Assignment | Set the entries down once more, exactly as they are worded.

Data records |
= = =
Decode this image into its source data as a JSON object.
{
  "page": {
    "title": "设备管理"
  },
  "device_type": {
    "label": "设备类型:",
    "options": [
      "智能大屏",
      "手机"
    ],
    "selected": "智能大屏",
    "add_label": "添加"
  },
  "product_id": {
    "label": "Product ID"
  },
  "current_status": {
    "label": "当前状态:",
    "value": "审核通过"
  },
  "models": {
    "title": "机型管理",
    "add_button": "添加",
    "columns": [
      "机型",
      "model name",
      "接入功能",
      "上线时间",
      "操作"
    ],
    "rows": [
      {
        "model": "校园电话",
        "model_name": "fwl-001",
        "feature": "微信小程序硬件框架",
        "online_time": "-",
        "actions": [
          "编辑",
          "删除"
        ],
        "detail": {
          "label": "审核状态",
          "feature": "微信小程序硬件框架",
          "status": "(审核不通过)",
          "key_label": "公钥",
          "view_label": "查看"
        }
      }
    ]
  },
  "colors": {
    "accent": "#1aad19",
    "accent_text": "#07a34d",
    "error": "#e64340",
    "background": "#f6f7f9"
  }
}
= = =
Solution below |
Decode this image into its source data as a JSON object.
{
  "page": {
    "title": "设备管理"
  },
  "device_type": {
    "label": "设备类型:",
    "options": [
      "智能大屏",
      "手机"
    ],
    "selected": "智能大屏",
    "add_label": "添加"
  },
  "product_id": {
    "label": "Product ID"
  },
  "current_status": {
    "label": "当前状态:",
    "value": "审核通过"
  },
  "models": {
    "title": "机型管理",
    "add_button": "添加",
    "columns": [
      "机型",
      "model name",
      "接入功能",
      "上线时间",
      "操作"
    ],
    "rows": [
      {
        "model": "校园电话",
        "model_name": "fwl-001",
        "feature": "微信小程序硬件框架",
        "online_time": "-",
        "actions": [
          "编辑",
          "删除"
        ],
        "detail": {
          "label": "审核状态",
          "feature": "微信小程序硬件框架",
          "status": "(审核不通过)",
          "key_label": "公钥",
          "view_label": "查看"
        }
      }
    ]
  },
  "colors": {
    "accent": "#1aad19",
    "accent_text": "#07a34d",
    "error": "#e64340",
    "background": "#f6f7f9"
  }
}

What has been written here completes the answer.